A Thought Experiment (Updated)
John Schwenkler February 11, 2012 - 9:30am
Consider the following story:
Suppose there is a law requiring every father to purchase a car for each of his daughters or pay a hefty fine, and Smith and Jones set out to meet this obligation. Smith wants to buy his daughter a car with a turbocharged engine, and when he goes to the auto dealer he is told that such a car will cost $20,000, which he gladly pays. Jones, on the other hand, thinks turbocharged engines are dangerous, and would rather not buy his daughter a car with one. But the dealer informs him that another law requires that all new cars sold in the region come with turbocharged engines; there is no way to purchase a car without one. The salesman offers Jones a deal, though: he'll remove the $1,000 cost of the turbocharging from what Jones has to pay for the car, and remove any mention of it from the information included with the car when it's purchased. However, the manufacturer will send Jones's daughter a letter informing her that her car is turbocharged, and letting her know what this means and how it works.

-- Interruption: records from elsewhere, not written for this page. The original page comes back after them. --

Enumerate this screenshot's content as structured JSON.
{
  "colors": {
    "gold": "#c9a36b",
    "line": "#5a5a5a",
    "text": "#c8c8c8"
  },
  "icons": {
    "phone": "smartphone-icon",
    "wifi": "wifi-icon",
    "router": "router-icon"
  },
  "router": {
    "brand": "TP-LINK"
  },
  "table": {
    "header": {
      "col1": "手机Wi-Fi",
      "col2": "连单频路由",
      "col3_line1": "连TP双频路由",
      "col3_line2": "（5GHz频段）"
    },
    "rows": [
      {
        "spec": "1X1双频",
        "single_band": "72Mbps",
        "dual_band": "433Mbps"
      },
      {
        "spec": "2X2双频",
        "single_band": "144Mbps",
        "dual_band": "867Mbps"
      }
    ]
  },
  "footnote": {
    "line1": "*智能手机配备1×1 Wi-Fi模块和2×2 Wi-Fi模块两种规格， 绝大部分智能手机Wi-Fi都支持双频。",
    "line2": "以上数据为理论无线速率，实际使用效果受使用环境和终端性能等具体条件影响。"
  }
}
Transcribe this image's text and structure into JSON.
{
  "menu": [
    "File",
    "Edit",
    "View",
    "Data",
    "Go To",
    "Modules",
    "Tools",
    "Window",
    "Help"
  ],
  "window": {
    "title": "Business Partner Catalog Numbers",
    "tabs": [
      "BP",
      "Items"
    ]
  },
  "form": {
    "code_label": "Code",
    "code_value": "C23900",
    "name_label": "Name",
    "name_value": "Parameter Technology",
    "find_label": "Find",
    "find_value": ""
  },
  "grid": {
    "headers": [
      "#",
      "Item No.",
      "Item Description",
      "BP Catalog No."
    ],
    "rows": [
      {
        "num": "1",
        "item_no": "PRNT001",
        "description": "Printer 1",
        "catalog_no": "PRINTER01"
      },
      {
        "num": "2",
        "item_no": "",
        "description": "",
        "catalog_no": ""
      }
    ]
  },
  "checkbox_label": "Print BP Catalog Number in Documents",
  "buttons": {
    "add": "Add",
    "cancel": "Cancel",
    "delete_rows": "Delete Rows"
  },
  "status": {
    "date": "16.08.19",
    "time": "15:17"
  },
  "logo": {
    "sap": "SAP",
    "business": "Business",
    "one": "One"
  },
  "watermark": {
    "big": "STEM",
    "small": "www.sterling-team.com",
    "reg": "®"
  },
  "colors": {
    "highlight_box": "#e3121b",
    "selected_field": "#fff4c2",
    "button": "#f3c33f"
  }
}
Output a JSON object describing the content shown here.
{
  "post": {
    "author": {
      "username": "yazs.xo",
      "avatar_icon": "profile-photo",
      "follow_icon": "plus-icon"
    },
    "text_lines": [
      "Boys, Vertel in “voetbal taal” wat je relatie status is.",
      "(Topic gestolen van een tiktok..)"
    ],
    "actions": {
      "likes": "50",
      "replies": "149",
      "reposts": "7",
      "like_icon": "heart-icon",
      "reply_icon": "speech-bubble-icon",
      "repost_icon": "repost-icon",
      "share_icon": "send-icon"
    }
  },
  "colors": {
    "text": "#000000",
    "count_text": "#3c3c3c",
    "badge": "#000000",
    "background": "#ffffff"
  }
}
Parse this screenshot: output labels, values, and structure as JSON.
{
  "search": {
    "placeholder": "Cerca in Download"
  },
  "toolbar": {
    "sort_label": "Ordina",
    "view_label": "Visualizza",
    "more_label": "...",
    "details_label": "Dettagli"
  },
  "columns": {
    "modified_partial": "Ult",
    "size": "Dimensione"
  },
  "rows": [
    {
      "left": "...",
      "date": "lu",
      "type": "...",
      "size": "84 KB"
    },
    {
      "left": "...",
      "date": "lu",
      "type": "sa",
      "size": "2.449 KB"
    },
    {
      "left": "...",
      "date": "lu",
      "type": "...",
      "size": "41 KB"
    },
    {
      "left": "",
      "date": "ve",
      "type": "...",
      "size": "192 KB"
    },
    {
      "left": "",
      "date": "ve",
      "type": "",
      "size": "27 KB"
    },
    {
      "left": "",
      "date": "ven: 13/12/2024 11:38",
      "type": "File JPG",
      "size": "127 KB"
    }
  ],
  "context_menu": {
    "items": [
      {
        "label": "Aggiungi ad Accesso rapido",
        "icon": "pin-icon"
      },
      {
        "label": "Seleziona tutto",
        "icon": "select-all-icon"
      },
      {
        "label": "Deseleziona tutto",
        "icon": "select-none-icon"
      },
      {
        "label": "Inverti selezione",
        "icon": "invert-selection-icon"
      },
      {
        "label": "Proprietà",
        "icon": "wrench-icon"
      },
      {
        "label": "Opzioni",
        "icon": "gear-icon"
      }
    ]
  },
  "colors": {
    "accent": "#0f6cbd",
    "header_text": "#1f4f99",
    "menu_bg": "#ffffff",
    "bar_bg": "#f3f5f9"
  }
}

And now answer the following question:
Is Jones required by law to purchase his daughter a turbocharged car?
Speaking for myself, it seems clear that the answer is "Yes": the fact (if it is a fact) that Jones wouldn't be paying for the turbocharging doesn't mean that he wouldn't be buying his daughter a car that has it, and so the only differences between Jones and Smith lie in what they want and what they pay, while what they have to buy (and so pay for) is in the relevant respect exactly the same. That the opportunity to buy a non-turbocharged car has been taken away from Jones is simply unaffected by the fact that the turbocharging is being given to him for free.In light of this, and bearing in mind the necessarily imperfect character of analogies and the well-documented difficulty of eliciting non-biased responses to cases like the above, consider the following policy:
... women will have free preventive care that includes contraceptive services no matter where she works [sic]. The policy also ensures that if a woman works for areligious employer with objections to providing contraceptive services as part of its health plan, the religious employer will not be required to provide, payfor or refer forcontraception coverage, but her insurance company will be required to directlyoffer her contraceptive care free of charge.
The new regulation will require insurance companies to cover contraception if the religious organization chooses not to. Under the policy:oReligious organizations will not have to provide contraceptive coverage or refer their employees to organizations that provide contraception.oReligious organizations will not be required to subsidize the cost of contraception.oContraception coverage will be offered to women by their employers insurance companies directly, with no role for religious employers who oppose contraception.oInsurance companies will be required to provide contraception coverage to these women free of charge.o The new policy does not affect existing state requirements concerning contraception coverage.
Aside from the non-religious character of Jones's objection to turbocharging, in what relevant respects does the policy just described fail to be analogous to the one we imagined? (Again speaking for myself, the answer is "None".) And if they are analogous, then how is it that in being required to pay for a health insurance policy in which coverage for contraceptives has been included for free, a religious employer "will not have to provide contraception coverage", that they have "no role" in making such coverage available to their employees?UPDATE: The bishops seem to share my concern, writing in their analysis of the proposed policy that "in the case where the employee and insurer agree to add the objectionable coverage, that coverage is still provided as a part of the objecting employer's plan, financed in the same way as the rest of the coverage offered by the objecting employer. This, too, raises serious moral concerns."
About the Author
John Schwenkler is an assistant professor in the Department of Philosophy at Florida State University.